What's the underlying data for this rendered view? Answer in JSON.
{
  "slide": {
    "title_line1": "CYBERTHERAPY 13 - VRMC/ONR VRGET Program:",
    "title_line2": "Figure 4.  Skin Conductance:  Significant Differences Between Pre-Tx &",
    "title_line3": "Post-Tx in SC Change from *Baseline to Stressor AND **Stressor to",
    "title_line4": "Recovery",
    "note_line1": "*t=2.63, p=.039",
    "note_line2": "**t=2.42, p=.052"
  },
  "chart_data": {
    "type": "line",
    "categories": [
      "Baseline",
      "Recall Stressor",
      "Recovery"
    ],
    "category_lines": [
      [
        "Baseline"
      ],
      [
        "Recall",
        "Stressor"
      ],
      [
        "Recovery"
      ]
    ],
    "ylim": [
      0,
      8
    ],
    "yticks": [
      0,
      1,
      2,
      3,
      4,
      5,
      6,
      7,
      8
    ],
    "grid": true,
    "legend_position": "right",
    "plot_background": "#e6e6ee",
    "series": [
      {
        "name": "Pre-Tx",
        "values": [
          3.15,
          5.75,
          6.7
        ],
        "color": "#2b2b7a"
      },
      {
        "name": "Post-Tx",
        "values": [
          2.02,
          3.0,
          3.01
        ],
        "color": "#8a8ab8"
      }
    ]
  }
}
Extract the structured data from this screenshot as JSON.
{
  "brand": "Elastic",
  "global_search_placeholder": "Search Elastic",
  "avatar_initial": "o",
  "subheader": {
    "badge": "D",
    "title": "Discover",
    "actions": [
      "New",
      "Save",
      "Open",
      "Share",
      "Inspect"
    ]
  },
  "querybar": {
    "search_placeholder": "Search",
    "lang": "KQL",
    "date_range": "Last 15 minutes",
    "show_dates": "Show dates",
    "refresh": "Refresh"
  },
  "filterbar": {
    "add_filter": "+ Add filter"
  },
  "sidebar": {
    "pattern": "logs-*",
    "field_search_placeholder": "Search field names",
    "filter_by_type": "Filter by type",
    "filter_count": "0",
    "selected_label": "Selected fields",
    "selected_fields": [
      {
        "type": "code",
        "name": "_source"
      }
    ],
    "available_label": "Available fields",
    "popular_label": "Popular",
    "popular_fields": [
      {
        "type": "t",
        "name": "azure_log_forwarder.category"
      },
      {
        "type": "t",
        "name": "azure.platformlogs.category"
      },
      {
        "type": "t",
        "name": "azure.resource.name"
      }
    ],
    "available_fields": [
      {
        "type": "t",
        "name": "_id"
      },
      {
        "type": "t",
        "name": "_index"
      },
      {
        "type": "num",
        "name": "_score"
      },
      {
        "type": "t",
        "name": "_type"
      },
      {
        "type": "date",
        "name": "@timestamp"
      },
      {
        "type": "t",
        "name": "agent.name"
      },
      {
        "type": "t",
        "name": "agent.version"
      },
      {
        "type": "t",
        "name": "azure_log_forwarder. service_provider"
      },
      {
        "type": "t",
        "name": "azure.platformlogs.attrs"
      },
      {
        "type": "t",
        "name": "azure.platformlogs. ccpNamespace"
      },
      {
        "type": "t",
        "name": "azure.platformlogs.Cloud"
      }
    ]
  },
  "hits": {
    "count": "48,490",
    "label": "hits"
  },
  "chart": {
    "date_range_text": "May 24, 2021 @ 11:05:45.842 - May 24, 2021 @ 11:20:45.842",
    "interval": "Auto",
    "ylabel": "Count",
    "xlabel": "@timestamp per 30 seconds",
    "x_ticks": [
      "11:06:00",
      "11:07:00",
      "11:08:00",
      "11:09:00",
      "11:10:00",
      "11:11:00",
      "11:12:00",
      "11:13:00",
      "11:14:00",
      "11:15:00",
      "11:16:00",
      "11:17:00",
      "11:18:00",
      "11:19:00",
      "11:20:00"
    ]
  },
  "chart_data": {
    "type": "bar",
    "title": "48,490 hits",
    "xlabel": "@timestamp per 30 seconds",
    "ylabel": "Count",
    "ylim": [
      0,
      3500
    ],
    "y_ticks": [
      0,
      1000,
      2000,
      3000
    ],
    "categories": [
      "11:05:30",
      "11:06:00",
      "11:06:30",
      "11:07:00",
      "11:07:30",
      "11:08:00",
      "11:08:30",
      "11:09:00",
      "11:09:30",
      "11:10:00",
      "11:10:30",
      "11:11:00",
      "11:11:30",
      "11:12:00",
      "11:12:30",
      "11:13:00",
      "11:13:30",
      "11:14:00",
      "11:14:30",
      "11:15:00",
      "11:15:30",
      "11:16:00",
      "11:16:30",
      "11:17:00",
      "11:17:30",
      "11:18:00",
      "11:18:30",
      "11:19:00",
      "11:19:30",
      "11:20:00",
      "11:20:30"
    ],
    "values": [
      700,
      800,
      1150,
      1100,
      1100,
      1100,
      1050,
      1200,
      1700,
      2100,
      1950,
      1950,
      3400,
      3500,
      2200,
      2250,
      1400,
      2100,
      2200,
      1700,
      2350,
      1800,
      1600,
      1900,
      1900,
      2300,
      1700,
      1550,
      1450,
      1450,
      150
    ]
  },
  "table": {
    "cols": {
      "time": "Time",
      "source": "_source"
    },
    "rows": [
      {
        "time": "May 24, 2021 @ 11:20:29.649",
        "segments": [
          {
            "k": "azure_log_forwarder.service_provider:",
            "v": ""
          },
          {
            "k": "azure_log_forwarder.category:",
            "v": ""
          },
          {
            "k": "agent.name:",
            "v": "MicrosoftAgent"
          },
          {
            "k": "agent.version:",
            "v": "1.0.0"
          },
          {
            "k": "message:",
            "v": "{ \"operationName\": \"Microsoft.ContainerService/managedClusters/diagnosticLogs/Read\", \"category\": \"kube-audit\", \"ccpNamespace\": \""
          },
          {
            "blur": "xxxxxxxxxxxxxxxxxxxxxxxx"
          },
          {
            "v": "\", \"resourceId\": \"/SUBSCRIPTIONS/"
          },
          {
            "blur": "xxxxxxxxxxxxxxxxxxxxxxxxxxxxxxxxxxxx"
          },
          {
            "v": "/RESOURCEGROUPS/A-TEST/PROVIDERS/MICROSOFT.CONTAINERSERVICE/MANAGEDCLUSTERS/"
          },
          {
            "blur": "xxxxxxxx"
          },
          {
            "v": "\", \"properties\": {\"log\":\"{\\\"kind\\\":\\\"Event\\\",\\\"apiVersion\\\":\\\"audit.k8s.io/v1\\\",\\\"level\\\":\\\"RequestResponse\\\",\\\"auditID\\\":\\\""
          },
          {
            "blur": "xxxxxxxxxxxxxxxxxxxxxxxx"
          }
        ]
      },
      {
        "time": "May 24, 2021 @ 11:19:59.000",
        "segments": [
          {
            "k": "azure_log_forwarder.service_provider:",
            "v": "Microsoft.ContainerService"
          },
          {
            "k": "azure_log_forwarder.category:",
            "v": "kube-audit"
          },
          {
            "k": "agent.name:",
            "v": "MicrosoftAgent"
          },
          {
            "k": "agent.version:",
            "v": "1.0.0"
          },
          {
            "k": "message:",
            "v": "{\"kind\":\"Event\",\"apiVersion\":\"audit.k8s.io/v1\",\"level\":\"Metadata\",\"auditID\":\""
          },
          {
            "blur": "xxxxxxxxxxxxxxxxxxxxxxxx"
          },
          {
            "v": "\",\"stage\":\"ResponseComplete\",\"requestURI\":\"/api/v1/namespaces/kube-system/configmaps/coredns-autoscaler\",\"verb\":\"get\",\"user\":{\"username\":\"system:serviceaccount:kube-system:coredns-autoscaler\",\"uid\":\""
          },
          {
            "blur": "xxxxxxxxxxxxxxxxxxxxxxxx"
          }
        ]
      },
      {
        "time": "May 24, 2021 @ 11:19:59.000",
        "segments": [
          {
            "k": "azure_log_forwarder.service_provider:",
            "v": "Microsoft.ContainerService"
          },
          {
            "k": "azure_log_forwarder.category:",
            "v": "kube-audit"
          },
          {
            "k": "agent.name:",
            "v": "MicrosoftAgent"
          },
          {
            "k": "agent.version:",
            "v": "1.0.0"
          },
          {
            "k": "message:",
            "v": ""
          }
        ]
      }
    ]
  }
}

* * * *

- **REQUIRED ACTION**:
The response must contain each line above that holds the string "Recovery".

- **SOLVED PROBLEM**:
    "title_line4": "Recovery",
      "Recovery"
        "Recovery"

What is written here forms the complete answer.